### Work to be completed:
Within this listing, how many lines include the word "icon"? Only the number should be given.

### Records provided:
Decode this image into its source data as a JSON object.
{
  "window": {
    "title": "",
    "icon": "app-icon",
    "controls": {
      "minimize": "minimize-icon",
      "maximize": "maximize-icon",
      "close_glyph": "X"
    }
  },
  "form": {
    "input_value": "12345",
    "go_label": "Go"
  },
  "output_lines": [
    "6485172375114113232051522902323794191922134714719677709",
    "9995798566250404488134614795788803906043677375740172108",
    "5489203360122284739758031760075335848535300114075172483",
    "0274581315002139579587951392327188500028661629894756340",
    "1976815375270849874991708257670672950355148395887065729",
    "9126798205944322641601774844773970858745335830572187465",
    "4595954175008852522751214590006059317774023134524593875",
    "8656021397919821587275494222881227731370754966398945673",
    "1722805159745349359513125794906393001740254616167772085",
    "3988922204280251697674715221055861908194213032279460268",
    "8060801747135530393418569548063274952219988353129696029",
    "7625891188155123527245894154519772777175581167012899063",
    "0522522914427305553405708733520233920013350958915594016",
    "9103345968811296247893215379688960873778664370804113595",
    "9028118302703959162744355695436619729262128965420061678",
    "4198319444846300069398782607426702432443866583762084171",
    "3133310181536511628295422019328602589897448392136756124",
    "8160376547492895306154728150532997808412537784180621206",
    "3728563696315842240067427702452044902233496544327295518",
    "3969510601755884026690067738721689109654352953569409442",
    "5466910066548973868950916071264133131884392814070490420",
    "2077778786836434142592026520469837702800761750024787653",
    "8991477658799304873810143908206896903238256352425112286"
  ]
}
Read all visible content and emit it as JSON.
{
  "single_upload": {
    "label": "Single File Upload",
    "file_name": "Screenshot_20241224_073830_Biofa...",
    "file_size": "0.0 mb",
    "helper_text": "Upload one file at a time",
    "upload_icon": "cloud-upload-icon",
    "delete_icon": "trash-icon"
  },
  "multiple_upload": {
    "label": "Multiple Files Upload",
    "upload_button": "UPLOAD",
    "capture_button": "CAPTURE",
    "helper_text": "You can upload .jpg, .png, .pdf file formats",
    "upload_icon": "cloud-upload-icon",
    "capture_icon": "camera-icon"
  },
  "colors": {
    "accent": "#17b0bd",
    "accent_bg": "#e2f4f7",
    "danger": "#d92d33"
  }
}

### Exercise answer:
7